[Data about app and page elements]
-- -- --
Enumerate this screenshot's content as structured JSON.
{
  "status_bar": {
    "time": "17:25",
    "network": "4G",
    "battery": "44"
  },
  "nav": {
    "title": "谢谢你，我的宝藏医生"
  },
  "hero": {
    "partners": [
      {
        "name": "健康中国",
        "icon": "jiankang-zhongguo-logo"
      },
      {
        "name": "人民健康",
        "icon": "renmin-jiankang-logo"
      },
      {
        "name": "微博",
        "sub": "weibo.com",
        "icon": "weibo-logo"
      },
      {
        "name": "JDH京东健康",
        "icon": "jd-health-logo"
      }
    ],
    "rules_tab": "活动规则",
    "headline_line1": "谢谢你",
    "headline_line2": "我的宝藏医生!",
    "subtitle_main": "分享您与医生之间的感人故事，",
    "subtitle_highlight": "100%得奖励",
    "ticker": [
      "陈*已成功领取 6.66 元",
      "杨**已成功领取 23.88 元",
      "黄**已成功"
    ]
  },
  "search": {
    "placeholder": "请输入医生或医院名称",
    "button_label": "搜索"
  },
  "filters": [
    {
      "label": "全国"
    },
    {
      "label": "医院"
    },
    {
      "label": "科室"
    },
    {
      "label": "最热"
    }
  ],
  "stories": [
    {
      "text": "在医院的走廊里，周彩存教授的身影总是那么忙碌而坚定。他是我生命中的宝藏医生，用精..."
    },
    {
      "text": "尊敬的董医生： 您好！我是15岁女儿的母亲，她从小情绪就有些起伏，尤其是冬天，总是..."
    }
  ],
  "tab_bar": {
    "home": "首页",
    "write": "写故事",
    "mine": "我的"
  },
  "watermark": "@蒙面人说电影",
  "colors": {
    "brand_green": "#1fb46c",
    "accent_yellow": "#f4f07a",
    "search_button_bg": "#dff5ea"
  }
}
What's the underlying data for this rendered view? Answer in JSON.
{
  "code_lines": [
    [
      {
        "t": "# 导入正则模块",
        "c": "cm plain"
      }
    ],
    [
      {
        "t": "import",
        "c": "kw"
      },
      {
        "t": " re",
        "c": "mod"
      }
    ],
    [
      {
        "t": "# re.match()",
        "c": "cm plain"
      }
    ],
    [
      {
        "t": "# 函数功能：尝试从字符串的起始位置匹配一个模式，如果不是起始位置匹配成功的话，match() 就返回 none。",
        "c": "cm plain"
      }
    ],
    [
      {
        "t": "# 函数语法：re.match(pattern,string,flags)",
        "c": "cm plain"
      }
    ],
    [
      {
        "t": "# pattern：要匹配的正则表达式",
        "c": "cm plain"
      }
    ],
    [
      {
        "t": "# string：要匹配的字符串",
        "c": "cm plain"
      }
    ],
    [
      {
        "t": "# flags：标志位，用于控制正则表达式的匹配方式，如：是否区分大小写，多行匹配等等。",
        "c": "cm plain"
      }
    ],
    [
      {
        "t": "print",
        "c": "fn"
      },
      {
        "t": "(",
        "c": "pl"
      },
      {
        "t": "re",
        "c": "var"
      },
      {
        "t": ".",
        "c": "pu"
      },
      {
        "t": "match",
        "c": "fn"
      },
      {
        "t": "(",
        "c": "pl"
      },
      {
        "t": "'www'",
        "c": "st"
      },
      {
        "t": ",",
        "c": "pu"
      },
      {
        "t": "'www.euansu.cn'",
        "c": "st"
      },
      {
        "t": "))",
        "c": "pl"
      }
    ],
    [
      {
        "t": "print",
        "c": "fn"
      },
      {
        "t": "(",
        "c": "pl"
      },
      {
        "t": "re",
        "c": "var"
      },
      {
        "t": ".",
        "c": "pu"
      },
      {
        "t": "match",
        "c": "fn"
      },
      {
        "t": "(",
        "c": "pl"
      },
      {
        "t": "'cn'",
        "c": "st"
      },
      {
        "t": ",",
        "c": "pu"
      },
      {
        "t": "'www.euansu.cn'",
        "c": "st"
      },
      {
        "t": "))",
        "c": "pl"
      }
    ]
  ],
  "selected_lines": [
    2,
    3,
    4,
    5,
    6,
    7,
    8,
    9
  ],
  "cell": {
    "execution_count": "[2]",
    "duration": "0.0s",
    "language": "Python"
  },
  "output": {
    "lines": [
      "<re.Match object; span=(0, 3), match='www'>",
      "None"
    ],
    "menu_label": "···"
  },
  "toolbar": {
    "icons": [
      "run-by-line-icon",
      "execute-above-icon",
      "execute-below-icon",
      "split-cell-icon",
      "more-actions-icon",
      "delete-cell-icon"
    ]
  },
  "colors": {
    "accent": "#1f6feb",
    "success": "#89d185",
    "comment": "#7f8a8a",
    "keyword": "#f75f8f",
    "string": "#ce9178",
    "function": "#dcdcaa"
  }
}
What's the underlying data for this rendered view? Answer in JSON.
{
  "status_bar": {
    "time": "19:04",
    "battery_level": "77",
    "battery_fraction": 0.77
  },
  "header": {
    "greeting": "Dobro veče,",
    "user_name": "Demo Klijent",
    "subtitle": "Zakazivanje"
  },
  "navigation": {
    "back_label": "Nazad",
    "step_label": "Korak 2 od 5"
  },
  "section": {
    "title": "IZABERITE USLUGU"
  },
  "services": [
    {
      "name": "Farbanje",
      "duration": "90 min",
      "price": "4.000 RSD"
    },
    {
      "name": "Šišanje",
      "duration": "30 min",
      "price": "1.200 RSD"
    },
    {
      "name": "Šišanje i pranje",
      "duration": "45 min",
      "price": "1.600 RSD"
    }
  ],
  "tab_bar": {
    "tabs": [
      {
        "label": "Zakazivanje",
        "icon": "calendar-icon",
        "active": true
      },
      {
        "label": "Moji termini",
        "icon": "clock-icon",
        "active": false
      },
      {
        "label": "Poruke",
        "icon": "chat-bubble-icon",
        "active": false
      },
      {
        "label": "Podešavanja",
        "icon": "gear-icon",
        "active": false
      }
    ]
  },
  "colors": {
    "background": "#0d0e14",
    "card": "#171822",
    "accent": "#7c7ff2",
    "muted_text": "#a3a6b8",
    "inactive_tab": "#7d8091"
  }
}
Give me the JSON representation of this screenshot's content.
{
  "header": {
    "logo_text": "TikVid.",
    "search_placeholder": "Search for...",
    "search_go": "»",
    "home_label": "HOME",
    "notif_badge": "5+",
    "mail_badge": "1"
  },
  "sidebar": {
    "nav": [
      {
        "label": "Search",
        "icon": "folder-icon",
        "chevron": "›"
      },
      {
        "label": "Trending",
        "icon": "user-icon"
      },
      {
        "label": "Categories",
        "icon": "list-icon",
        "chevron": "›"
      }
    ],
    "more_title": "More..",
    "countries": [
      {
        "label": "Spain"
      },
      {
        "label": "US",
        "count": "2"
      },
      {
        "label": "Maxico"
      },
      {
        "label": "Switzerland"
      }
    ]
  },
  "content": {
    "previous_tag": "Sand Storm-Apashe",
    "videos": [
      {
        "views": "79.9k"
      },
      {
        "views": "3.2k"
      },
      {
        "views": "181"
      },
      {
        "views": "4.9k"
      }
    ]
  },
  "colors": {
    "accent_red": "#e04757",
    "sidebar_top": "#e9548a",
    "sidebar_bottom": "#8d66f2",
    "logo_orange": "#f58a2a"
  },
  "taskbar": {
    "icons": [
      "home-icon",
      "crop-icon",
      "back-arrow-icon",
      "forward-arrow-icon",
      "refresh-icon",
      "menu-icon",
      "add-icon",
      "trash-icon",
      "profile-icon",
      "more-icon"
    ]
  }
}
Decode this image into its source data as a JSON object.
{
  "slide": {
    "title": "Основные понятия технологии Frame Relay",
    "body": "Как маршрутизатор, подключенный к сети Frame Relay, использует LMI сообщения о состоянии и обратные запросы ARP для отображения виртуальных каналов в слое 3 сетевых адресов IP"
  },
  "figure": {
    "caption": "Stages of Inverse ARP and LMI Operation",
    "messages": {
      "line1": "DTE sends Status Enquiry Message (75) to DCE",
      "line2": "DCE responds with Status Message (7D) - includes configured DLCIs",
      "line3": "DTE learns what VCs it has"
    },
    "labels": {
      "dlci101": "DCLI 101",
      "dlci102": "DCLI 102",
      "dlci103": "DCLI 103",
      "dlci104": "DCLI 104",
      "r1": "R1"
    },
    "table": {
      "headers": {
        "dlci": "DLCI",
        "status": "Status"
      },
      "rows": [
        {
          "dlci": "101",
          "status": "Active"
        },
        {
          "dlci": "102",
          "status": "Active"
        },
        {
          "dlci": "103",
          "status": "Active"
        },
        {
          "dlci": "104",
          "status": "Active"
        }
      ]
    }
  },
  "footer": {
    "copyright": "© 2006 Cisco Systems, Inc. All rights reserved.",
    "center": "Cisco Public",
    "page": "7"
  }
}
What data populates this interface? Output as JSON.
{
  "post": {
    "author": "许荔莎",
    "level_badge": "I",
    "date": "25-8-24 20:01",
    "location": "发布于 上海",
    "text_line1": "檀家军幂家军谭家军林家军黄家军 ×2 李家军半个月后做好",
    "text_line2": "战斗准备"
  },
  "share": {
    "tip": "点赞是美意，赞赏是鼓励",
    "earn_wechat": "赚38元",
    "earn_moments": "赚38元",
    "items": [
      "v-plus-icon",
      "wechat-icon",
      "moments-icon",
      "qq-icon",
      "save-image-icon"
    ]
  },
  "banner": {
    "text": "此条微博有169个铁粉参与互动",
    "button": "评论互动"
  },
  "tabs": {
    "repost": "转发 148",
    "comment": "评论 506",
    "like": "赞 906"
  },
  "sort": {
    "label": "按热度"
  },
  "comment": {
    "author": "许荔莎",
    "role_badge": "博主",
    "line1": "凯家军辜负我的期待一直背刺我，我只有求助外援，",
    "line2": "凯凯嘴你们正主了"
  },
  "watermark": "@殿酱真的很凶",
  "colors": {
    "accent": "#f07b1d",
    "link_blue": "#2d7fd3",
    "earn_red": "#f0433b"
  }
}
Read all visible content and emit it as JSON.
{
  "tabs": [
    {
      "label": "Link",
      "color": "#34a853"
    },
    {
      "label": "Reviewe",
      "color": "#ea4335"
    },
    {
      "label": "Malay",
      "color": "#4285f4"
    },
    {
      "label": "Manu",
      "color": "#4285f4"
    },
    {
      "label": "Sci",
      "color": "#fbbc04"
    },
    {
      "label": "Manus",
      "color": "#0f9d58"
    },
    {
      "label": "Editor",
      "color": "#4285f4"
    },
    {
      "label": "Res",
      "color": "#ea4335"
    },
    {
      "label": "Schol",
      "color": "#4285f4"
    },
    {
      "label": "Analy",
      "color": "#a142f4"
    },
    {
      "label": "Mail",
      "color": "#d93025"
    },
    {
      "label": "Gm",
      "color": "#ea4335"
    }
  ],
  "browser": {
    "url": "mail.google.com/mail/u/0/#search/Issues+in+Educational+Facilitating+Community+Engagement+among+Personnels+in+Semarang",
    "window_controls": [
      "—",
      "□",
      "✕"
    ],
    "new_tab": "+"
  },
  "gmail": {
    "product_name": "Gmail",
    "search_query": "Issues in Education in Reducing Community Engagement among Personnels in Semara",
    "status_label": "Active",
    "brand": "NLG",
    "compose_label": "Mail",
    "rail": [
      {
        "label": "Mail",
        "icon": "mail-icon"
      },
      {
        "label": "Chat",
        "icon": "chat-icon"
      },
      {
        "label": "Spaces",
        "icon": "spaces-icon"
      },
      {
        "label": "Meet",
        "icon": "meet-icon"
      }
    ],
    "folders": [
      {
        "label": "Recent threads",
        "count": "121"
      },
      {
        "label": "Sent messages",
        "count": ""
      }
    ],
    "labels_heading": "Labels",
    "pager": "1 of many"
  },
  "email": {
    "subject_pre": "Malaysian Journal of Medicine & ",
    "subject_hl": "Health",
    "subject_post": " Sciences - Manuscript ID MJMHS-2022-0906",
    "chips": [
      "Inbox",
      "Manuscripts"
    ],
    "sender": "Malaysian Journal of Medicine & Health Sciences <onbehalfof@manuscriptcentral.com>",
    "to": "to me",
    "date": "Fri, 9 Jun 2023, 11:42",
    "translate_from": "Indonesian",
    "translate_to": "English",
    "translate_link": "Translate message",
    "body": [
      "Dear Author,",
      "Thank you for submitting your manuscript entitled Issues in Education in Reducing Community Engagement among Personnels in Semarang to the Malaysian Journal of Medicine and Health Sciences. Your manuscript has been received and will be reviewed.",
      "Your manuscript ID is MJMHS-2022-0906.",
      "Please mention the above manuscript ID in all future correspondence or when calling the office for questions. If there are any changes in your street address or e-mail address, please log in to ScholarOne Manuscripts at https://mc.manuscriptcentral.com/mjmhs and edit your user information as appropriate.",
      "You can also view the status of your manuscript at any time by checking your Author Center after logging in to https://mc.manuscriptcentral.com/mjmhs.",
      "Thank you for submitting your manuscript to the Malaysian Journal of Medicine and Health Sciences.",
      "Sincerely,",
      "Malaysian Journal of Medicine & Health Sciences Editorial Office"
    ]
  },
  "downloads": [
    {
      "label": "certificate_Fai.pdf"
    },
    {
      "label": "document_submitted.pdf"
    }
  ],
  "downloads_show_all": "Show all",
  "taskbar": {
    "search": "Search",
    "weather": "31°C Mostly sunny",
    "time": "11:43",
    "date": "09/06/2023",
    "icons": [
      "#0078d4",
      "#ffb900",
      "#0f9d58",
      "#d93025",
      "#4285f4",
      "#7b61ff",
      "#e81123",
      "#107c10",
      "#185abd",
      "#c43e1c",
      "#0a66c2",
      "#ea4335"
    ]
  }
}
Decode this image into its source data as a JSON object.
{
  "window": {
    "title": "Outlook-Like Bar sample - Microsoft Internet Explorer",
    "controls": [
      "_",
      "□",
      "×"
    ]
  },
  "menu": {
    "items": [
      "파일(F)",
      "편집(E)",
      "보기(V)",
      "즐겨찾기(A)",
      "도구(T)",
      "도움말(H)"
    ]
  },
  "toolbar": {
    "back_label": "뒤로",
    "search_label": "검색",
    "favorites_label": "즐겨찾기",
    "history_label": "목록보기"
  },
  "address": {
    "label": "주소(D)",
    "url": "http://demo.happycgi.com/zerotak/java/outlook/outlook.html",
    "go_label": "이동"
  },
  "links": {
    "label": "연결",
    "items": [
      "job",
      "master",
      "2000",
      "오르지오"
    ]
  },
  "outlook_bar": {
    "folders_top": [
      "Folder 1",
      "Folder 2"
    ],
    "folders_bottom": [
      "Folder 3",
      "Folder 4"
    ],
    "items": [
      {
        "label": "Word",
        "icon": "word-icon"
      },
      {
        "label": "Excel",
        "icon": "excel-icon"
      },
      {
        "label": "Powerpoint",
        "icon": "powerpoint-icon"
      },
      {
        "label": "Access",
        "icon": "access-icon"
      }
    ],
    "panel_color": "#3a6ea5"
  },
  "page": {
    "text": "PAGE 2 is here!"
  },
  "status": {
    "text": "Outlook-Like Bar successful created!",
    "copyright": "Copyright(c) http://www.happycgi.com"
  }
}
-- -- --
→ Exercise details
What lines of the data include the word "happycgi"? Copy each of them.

→ Solution to this problem
    "url": "http://demo.happycgi.com/zerotak/java/outlook/outlook.html",
    "copyright": "Copyright(c) http://www.happycgi.com"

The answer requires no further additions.